In some places, religious minorities suffer just for being different. Because of the U.S. Constitution’s First Amendment, American’s don’t have a particular faith associated with national spirit. That isn’t true in places like the former Soviet Union, where the Orthodox Church is widely viewed as the only “Russian” form of Christianity.

“I think there are many different forms of religious persecution,” said Cindy Wiles of Arlington, executive director of Global Connection Partnership Network, which helps involve congregations in humanitarian missions in various parts of the world, including nations where religious freedom is severely restricted.

“To me, any time you are oppressed for following God as you perceive him to be, that is a form of religious persecution.”

Julie Justus, the staff member assigned to the Freedom and Justice Division of the Baptist World Alliance, said the BWA typically takes a low-key approach when responding to a report of a possible violation of religious liberty.

“Customarily the most supportive action for the parties involved is for the BWA to focus on mediation and conversation rather than on publicity,” she said. “An untimely and inappropriate external public protest can sometimes prove to be a bigger hindrance than help and could even put the case at risk.”

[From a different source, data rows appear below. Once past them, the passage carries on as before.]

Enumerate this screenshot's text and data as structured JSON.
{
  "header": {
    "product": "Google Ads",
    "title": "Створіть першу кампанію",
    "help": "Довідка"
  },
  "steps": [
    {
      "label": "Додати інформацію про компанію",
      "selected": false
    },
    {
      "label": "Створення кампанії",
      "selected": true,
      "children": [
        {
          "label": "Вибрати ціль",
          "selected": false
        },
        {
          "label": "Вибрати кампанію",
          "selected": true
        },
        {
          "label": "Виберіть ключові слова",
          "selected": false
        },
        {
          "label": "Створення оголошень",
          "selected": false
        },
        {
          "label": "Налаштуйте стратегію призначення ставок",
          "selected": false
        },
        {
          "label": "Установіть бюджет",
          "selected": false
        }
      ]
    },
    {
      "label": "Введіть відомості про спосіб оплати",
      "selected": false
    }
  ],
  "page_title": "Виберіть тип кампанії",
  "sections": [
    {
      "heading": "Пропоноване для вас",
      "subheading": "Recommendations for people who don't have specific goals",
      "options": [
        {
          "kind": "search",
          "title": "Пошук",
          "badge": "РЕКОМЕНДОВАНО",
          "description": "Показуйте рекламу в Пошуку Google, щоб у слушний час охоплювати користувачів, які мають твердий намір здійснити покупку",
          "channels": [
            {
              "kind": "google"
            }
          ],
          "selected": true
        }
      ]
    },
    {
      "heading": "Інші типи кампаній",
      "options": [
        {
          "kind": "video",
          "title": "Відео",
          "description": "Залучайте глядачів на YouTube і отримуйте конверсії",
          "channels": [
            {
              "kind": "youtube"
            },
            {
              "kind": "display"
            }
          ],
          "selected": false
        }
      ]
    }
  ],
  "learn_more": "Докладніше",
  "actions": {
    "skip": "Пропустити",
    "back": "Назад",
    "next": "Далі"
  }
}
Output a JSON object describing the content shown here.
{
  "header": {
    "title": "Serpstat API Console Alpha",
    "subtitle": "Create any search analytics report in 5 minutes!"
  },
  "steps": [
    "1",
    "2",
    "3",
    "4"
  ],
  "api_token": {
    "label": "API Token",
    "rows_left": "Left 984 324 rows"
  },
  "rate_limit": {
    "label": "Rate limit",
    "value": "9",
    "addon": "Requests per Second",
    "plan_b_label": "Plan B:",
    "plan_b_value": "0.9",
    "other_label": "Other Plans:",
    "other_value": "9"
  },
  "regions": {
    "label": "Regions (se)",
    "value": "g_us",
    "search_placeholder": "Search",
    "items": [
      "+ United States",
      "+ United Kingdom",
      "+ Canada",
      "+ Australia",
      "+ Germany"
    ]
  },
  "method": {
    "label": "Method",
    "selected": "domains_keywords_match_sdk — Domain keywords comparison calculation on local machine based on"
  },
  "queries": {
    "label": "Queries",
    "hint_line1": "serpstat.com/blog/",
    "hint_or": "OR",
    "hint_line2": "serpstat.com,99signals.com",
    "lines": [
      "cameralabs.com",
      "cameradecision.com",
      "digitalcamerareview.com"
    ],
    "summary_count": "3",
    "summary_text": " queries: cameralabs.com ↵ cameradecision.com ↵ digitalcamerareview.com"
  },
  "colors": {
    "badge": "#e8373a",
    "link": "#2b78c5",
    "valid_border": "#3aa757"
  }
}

The BWA generally only publicizes a potential infraction if deemed completely necessary, she said. Customar-ily, that involves campaigning with other organizations, such as other church organizations, to issue statements supporting the religious freedom of those involved in the case.

“Christians around the world are committed to the cause,” she said. “Consequently, a compromise is sometimes made in order to help pursue what is a manageable outcome. The BWA wants to assist and is committed to asking for guidance on how we can be most helpful.”

Bob Allen is senior news writer for the Associated Baptist Press.